Every Italian distributor in the industry will be at the screenings at Cannes, but ask if he’ll be buying new product and “I hope so,” is the most common reply.
Despite a slight boost in the number of tickets sold this past season, Italo distribs are increasingly surrounded by problems. With the exception of Penta, which pairs the combined might of the country’s largest producers Mario and Vittorio Cecchi Gori with tv baron Silvio Berlusconi, Italo distribs are finding it more and more difficult to find, acquire and release their product.
Too many films
“It’s getting harder and harder for an indie distrib to survive in this market,” said one longtime distributor.
Why? “First of all, there are too few theaters releasing too many films. The resulting logjam of product is a headache for the American majors as well, not just the indies,” explained BIM topper Valerio De Paolis.
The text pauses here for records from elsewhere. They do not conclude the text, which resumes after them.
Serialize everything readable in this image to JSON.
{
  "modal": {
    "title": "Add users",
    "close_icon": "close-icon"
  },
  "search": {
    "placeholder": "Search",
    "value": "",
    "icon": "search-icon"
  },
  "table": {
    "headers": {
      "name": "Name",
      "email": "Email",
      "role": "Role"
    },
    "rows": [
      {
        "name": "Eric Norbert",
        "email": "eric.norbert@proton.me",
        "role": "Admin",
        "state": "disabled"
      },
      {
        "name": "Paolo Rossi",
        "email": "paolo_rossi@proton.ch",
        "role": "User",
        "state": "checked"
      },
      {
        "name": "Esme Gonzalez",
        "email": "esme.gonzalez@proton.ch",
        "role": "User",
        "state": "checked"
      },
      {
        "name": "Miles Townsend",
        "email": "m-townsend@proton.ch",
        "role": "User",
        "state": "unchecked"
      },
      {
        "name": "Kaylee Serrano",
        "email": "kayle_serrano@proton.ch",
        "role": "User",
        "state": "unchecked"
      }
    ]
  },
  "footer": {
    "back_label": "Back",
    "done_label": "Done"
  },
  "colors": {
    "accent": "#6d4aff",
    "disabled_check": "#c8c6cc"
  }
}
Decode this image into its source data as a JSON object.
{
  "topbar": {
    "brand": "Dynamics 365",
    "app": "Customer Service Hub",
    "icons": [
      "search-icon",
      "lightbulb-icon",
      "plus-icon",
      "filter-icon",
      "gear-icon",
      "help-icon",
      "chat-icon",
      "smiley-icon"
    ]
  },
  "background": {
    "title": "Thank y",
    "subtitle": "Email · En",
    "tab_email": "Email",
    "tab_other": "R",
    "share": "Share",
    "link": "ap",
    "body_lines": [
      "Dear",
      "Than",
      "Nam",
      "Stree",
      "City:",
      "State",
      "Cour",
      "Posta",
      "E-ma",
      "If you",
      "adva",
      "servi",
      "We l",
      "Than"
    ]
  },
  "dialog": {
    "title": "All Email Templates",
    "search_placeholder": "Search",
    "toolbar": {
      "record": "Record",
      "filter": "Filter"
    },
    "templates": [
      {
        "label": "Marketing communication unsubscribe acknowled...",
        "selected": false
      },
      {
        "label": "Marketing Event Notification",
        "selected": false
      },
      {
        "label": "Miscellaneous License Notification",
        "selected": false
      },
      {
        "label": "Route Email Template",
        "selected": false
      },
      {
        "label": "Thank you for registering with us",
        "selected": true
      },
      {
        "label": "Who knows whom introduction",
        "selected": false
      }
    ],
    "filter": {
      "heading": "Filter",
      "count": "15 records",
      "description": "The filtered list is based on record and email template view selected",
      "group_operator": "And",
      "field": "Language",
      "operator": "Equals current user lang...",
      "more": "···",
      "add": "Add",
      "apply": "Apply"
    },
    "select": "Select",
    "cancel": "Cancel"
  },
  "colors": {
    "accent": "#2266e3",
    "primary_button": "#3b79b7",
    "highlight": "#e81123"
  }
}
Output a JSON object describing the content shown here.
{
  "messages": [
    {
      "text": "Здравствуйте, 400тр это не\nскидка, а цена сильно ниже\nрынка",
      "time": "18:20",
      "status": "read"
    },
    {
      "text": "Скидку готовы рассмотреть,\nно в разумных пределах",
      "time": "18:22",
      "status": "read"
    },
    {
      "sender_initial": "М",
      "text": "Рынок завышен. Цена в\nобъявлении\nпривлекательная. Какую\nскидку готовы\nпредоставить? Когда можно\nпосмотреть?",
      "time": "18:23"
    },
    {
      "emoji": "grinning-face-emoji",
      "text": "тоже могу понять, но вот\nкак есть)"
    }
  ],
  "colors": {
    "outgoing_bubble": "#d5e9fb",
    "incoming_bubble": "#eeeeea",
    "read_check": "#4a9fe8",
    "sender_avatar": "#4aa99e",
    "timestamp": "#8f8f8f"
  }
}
Secondly, Penta has a very aggressive acquisitions strategy, buying more films and more so-called classic product. This strategy drives up prices – the tag for Italo rights to Almodovar’s next film has increased from $700,000 to $1.2 million in a matter of weeks.
Thirdly, tv networks are buying rights to fewer films each year and are interested only in the blockbusters from the majors, cutting out an important source of revenue for indie distribs. “This market has become like Michael Crichton’s book ‘Jurassic Park.’ An island full of dinosaurs, one devouring the other,” said BIM’s De Paolis.
Nonetheless, each of the country’s 10 or so main indie distributors will be hoping to find a hot new property at Cannes. With a slate of 80 films ready to go for next year, Penta Distribuzione may not seem to be in need of acquiring more product. But Claudio Tinari, the exec in charge of Penta’s international department, said he will be scouting for new titles for 1992.
“Any strong commercial film is attractive for us. But we’re also interested in smaller titles like, say, ‘Cafe Europa,'” said Tinari. BIM’s Valerio De Paolis will be looking for up to five new pics at Cannes, which will be released in Italy Columbia/Tri-Star through a new 10-pic per year deal between the two.
Other indies, like Academy, Titanus and Lucky Red, react to the more competitive market by getting involved in the production of films they release.
Academy toppers Manfredi and Vania Traxler, veteran artfilm distributors, are setting up a production banner called Academy European Production with several other like-minded Euro distribs.
“We intend to co-produce about two or three films per year, plus tv projects and videos. We’re not abandoning distribution by any means. But competition has gotten so tough here that it makes more sense to spend money producing a film for several territories than laying out a million dollars for a minimum guarantee for a film that may flop,” said Traxler.
The Traxlers have also signed a deal with Panarecord to release Academy product on homevideo. Titanus Distiibuzione foreign sales topper Sesto Cifola will be on hand at Cannes to acquire films for distribution, but he’ll also be selling two Titanus co-prods: Marco Ferreri’s “The House Of Smiles” and Daniele Luchetti’s “The Footman.”
Kermit Smith of Lucky Red will be looking for two or three more titles to round out the small distrib’s slate, plus trying to put together financing for a few film projects. “Independent distributors here are being forced to go into production or go out of business,” Smith observed. “And if that happens, the suppliers won’t have a lot of choice about who to sell their product to in a few years.”
Roberto Cimpanelli is one indie who had a good year – “Dances With Wolves” had grossed over $13 million by mid-April, and looked like it would continue its profitable run for several weeks.
While he doubted he would find another “Wolves” this year, he did note, “Indies have to work three or four times as hard as other distribs to find product. I may buy one film at Cannes, or I may end up with 10,” he said.
At Artisti Associati, buyer Sonia Graziani said she’ll be looking for “a few” films to round out the distrib’s slate, which includes titles like Geoff Murphy’s “Free Jack” and Ridley Scott’s “Christopher Columbus.”